What you are asked to do — Note every line in the entries that contains the string "this", and copy it.

Dataset records —
*** Block opens ***
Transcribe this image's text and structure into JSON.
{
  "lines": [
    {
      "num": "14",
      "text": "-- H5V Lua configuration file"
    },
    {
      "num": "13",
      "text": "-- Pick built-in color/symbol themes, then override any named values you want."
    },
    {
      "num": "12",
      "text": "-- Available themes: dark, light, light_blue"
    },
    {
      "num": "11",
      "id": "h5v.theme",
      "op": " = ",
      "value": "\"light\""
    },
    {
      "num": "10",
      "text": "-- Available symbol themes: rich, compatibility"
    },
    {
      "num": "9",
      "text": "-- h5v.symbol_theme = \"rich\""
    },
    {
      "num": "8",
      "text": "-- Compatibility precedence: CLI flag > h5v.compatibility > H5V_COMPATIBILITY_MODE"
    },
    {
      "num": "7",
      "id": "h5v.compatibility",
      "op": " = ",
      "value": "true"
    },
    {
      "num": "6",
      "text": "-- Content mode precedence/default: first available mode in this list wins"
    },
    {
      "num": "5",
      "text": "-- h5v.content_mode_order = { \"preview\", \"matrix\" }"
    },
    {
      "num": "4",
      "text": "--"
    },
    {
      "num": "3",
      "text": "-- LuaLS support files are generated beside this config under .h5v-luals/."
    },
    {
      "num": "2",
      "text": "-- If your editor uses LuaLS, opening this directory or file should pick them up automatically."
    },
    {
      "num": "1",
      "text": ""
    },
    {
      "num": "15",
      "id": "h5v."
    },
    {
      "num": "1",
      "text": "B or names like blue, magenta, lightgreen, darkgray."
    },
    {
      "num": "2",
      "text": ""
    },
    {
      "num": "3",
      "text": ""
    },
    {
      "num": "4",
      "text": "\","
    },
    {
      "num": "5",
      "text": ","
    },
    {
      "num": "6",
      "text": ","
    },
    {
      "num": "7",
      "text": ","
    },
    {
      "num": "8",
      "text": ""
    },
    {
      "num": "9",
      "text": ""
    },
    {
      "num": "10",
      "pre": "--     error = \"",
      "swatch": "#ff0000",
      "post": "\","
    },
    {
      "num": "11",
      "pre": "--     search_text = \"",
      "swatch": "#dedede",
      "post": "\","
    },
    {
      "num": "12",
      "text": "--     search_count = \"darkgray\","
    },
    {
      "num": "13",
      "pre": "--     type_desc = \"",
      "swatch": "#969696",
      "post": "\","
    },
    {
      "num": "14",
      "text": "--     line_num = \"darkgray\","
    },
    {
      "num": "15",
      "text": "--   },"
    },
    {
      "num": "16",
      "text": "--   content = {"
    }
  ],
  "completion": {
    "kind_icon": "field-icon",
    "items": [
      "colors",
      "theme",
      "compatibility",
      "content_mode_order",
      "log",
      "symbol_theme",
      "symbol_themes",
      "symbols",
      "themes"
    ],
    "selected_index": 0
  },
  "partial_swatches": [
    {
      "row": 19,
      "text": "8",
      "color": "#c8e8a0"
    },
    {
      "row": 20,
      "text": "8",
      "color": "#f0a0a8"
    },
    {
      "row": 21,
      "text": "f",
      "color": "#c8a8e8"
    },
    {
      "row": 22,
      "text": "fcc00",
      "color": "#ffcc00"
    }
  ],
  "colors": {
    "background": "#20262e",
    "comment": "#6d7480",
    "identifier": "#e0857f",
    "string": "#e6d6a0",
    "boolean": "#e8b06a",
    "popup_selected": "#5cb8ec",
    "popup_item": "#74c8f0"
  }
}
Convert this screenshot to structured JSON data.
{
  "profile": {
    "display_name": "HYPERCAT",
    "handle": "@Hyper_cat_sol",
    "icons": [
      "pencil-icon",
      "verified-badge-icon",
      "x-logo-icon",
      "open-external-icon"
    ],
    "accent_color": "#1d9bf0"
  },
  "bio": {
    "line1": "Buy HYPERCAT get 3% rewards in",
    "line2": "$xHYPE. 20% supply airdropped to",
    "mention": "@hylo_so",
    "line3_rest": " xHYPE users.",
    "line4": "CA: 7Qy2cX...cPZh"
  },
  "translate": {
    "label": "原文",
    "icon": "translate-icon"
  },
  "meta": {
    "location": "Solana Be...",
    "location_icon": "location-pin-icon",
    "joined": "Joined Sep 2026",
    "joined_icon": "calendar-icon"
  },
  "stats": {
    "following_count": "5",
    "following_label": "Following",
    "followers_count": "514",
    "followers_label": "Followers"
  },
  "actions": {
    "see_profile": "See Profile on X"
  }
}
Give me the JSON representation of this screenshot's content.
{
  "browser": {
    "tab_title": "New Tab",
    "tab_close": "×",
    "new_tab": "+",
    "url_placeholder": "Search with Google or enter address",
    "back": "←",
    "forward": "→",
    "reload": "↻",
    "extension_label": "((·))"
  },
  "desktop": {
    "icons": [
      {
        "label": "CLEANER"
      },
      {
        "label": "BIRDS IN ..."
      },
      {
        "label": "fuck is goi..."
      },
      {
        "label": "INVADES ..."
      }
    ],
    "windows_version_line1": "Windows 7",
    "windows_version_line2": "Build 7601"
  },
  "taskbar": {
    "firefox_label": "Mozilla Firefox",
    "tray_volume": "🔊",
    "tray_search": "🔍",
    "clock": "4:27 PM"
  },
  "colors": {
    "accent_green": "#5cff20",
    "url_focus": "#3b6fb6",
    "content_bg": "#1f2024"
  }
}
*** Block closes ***
Exercise output —
Transcribe this image's text and structure into JSON.
      "text": "-- Content mode precedence/default: first available mode in this list wins"
      "text": "-- LuaLS support files are generated beside this config under .h5v-luals/."
      "text": "-- If your editor uses LuaLS, opening this directory or file should pick them up automatically."
Convert this screenshot to structured JSON data.
Give me the JSON representation of this screenshot's content.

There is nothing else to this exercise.